In their paper published in Nelumbo, a journal of Botanical Survey of India (BSI), researchers M Sanjappa, A N Sringeswara from GKVK and N Dhatchanamoorthy from Foundation for Revitalisation of Local Health Traditions said the plant, named Teramnus kameswararoi, is confined to a small area with limited number of sub populations.
“It is considered endemic to Bengaluru Urban district and is threatened by fast urbanisation as the collection localities fall within residential and infrastructure areas,” the paper said.
The plant belonging to Teramnus (legume) family has been named Teramnus kameswararoi, in honour of C Kameswara Rao, former chairman of Botany Department, Bangalore University. Unlike eight other species of Teramnus, the kameswararoi is distinguishable as it branches from the base, rises above the ground without twining and climbing.

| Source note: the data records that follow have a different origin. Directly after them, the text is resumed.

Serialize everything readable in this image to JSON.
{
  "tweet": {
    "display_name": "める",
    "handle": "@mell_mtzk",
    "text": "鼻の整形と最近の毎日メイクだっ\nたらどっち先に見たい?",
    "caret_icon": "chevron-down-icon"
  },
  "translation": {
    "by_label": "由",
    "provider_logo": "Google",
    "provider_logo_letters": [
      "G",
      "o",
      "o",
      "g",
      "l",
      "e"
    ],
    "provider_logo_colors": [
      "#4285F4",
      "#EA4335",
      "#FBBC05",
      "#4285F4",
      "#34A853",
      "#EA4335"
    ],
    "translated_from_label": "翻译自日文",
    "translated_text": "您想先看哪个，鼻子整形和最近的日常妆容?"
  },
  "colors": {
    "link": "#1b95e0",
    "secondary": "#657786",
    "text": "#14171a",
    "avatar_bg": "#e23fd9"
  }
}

Sanjapa, who retired as the director of the Botanical Survey of India and currently Indian National Science Academy senior scientist at GKVK, said the day they went to verify the plant was dramatic in itself.
“The place where the plant was identified was a residential site. We saw that the land was cleared and the plant was removed. We managed to locate it and document it in three places in Hesaraghatta village. However, rapid urbanisation is a concern because there may be other species that are yet to be identified,” he said.
Sringeswara told DH that the legume plants provide a key service to nature and environment.
“The roots of legume plants are principal hosts of Rhizobium bacteria which convert atmospheric nitrogen into nitrates and enrich the soil. This will in turn benefit all other plants. The Hesaraghatta area, especially the grassland, is rich in biodiversity. We have studied the plant for one year to assess its properties. More research in the area is needed to document other possible endemic species,” he said.
Researchers Mahesh Bhat, Seshadri K S and Ramki Sreenivasan, who documented the flora and fauna of Hesaraghatta in their recommendation to declare the area a conservation reserve, had recommended key strategies for protecting its biodiversity.
They counted 39 native plant species, 10 mammals, five reptiles, 133 birds, one amphibian, three spiders and 14 species of butterflies.
The State Board of Wildlife had taken up the proposal to declare 5,010 acres of the grassland as a conservation reserve but it was put aside due to political interference. Following a direction by the high court, the Board is scheduled to take up the matter again.
Sources in the forest department said the matter was to be taken up during the meeting in August but was deferred due to the paucity of time.
(Published 09 November 2023, 22:55 IST)